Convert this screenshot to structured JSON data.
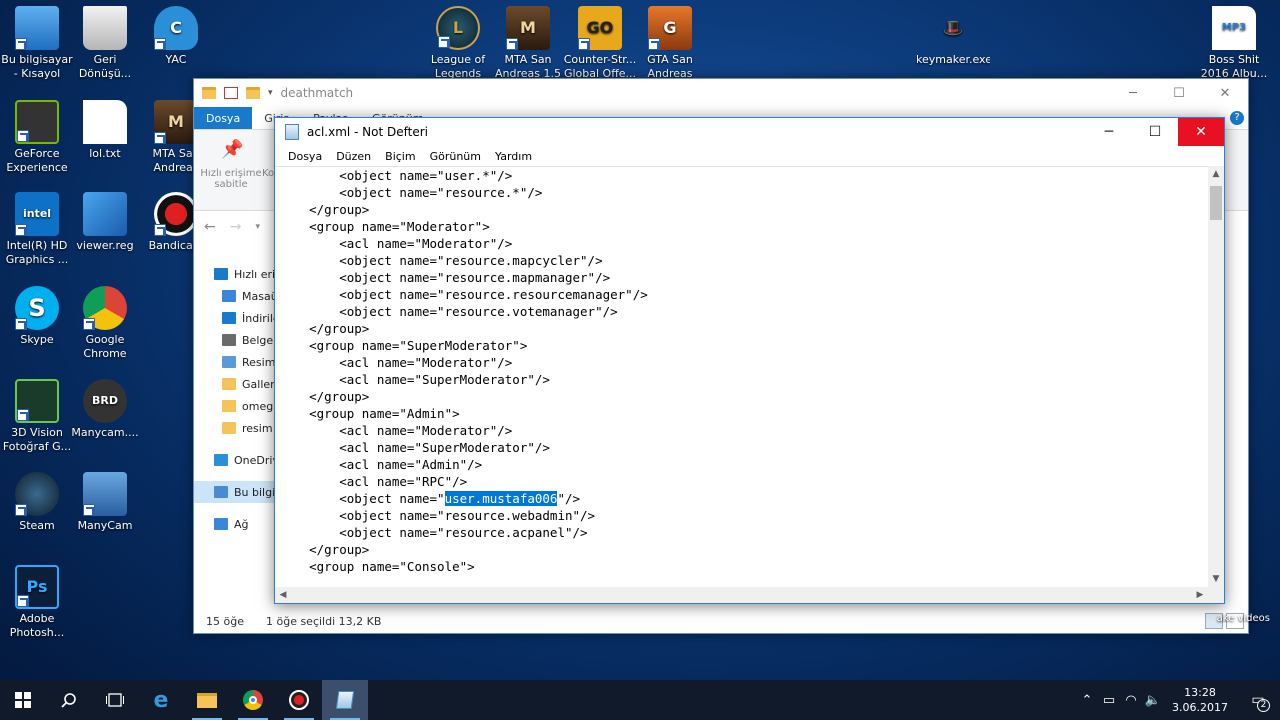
{
  "desktop": {
    "icons": [
      {
        "label": "Bu bilgisayar - Kısayol",
        "icon": "computer-icon"
      },
      {
        "label": "Geri Dönüşü...",
        "icon": "recycle-bin-icon"
      },
      {
        "label": "YAC",
        "icon": "yac-icon"
      },
      {
        "label": "League of Legends",
        "icon": "league-of-legends-icon"
      },
      {
        "label": "MTA San Andreas 1.5",
        "icon": "mta-icon"
      },
      {
        "label": "Counter-Str... Global Offe...",
        "icon": "csgo-icon"
      },
      {
        "label": "GTA San Andreas",
        "icon": "gta-icon"
      },
      {
        "label": "keymaker.exe",
        "icon": "keymaker-icon"
      },
      {
        "label": "Boss Shit 2016 Albu...",
        "icon": "mp3-file-icon"
      },
      {
        "label": "GeForce Experience",
        "icon": "geforce-icon"
      },
      {
        "label": "lol.txt",
        "icon": "text-file-icon"
      },
      {
        "label": "MTA San Andreas",
        "icon": "mta-icon"
      },
      {
        "label": "Intel(R) HD Graphics ...",
        "icon": "intel-icon"
      },
      {
        "label": "viewer.reg",
        "icon": "registry-file-icon"
      },
      {
        "label": "Bandicam",
        "icon": "bandicam-icon"
      },
      {
        "label": "Skype",
        "icon": "skype-icon"
      },
      {
        "label": "Google Chrome",
        "icon": "chrome-icon"
      },
      {
        "label": "3D Vision Fotoğraf G...",
        "icon": "3d-vision-icon"
      },
      {
        "label": "Manycam....",
        "icon": "manycam-file-icon"
      },
      {
        "label": "Steam",
        "icon": "steam-icon"
      },
      {
        "label": "ManyCam",
        "icon": "manycam-icon"
      },
      {
        "label": "Adobe Photosh...",
        "icon": "photoshop-icon"
      }
    ],
    "partial_label": "ake videos"
  },
  "explorer": {
    "title": "deathmatch",
    "ribbon_tabs": [
      "Dosya",
      "Giriş",
      "Paylaş",
      "Görünüm"
    ],
    "ribbon_button": "Hızlı erişime sabitle",
    "ribbon_button_partial": "Ko",
    "nav_items": [
      "Hızlı erişim",
      "Masaüstü",
      "İndirilenler",
      "Belgeler",
      "Resimler",
      "Gallery",
      "omegle",
      "resim",
      "OneDrive",
      "Bu bilgisayar",
      "Ağ"
    ],
    "status_count": "15 öğe",
    "status_selected": "1 öğe seçildi  13,2 KB"
  },
  "notepad": {
    "title": "acl.xml - Not Defteri",
    "menu": [
      "Dosya",
      "Düzen",
      "Biçim",
      "Görünüm",
      "Yardım"
    ],
    "lines": [
      "        <object name=\"user.*\"/>",
      "        <object name=\"resource.*\"/>",
      "    </group>",
      "    <group name=\"Moderator\">",
      "        <acl name=\"Moderator\"/>",
      "        <object name=\"resource.mapcycler\"/>",
      "        <object name=\"resource.mapmanager\"/>",
      "        <object name=\"resource.resourcemanager\"/>",
      "        <object name=\"resource.votemanager\"/>",
      "    </group>",
      "    <group name=\"SuperModerator\">",
      "        <acl name=\"Moderator\"/>",
      "        <acl name=\"SuperModerator\"/>",
      "    </group>",
      "    <group name=\"Admin\">",
      "        <acl name=\"Moderator\"/>",
      "        <acl name=\"SuperModerator\"/>",
      "        <acl name=\"Admin\"/>",
      "        <acl name=\"RPC\"/>",
      "        <object name=\"",
      "        <object name=\"resource.webadmin\"/>",
      "        <object name=\"resource.acpanel\"/>",
      "    </group>",
      "    <group name=\"Console\">"
    ],
    "selected_line": {
      "before": "        <object name=\"",
      "selected": "user.mustafa006",
      "after": "\"/>"
    }
  },
  "taskbar": {
    "time": "13:28",
    "date": "3.06.2017",
    "notification_count": "2"
  }
}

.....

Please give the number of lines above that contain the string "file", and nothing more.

**Output for this task:** 4